February 1, 1946 - Picket lines outside Steel Mill

February 1, 1946 - Pickets . . .pickets everywhere.

February 1, 1946 - Picket lines outside Steel Mill
February 1, 1946 – Pickets . . .pickets everywhere.
[laterpay_premium_download target_post_id=”25588″ heading_text=”Download For $1.99:” description_text=”February 1, 1946 – World News Roundup – NBC Radio – Gordon Skene Sound Collection” content_type=”link”]

February 1, 1946 – starting a new month with the same old problems: Strikes, strife and accusations – as well as a glimpse of air-travel in the not-too-distant future.

Starting with news from Washington that President Truman was vowing to end the Steel Strike before it got too far out of hand and threatened the entire reconversion program. Meanwhile on Capitol Hill, Republicans were making a bid to break the filibuster going on over the Fair Employment bill, which was holding up the Senate.

In other union news – negotiations between the Big Three Auto makers and the Union were heading into their third day – so far, so good, with reports that both sides were “harmonious”.

Overseas – fireworks were expected at a meeting of the UN over Britain’s role in the Greek situation. But the meeting was scheduled to start with a vote over making Norwegian Foreign Minister Trygve Lie as Secretary General of the UN. But the big fireworks were expected in the afternoon, when Russian delegate Andrei Vishinsky was expected to deliver his report, condemning Britain for their role in the Greek conflict. This marked the second of meetings over crises – the first was Iran’s accusations over Russian interference in Iranian affairs. For his part, British delegate Bevin was expected to deliver a stinging retort to the Russian position – although many felt Vishinsky would seek a more conciliatory tone, thus averting a war of words. All to come, later on in the afternoon.

The hopeful news for this February 1st in 1946 was the first direct coast-to-coast flight between New York and Los Angeles. Dubbed The Breakfast to Dinner Flight, the TWA Constellation left La Guardia at 6 in the morning and was expected to land in Los Angeles sometime around 7. It was the start of what was going to be a regular flight between coasts, as well as other direct flights all over the country.

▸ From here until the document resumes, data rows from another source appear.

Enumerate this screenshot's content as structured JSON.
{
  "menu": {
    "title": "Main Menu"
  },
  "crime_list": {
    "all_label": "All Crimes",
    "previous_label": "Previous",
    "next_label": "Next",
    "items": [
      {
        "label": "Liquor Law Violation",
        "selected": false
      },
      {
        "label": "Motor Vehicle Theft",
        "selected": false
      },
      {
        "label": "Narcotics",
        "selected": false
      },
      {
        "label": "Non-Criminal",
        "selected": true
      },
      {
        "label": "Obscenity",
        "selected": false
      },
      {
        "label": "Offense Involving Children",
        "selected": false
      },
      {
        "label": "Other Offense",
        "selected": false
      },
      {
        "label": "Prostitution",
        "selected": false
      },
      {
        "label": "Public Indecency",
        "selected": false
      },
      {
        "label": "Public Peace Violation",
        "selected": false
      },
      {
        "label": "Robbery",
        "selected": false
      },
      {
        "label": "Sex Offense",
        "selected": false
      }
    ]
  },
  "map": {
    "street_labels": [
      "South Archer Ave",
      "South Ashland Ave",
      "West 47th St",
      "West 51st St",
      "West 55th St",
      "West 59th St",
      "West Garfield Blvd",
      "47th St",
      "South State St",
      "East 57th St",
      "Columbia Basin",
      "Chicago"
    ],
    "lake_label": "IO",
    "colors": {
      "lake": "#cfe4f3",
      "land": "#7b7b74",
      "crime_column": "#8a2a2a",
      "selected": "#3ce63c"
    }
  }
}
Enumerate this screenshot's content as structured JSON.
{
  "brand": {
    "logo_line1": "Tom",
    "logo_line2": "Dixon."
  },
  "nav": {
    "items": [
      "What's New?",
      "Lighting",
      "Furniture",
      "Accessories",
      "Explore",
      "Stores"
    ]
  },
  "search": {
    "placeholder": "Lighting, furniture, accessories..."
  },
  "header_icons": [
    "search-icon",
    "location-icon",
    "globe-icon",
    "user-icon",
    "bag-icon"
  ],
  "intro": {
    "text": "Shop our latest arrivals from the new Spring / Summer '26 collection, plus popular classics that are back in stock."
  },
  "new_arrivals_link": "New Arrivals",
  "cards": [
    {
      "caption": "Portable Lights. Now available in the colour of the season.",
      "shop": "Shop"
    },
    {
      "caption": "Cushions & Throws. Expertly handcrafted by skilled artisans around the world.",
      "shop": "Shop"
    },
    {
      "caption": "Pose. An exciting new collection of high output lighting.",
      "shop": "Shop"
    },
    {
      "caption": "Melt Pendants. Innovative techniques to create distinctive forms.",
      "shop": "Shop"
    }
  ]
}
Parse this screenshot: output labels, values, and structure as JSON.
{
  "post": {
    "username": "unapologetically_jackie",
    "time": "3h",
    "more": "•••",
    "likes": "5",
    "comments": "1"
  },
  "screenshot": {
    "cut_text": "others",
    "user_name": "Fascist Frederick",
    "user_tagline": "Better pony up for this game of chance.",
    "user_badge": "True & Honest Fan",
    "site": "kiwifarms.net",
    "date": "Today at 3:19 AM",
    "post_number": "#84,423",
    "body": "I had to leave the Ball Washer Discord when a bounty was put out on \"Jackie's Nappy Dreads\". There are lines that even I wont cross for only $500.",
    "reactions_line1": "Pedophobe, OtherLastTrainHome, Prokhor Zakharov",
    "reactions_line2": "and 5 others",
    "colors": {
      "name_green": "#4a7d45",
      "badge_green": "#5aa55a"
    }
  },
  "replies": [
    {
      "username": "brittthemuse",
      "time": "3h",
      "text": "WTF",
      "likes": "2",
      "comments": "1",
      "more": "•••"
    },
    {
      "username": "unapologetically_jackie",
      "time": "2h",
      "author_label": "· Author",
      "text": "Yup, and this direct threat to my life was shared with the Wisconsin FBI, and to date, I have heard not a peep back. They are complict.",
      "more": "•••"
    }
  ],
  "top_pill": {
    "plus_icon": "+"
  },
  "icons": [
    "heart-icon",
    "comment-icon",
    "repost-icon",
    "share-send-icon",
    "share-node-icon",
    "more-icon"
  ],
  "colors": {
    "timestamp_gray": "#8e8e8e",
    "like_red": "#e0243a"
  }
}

With a passenger capacity of 50, and a cruising altitude of 8,000 feet, this was the shape of things to come in travel.

And that’s a small slice of what went on, this February 1, 1946 as presented by NBC’s World News Roundup.

Liked it? Take a second to support Past Daily on Patreon!
%d bloggers like this: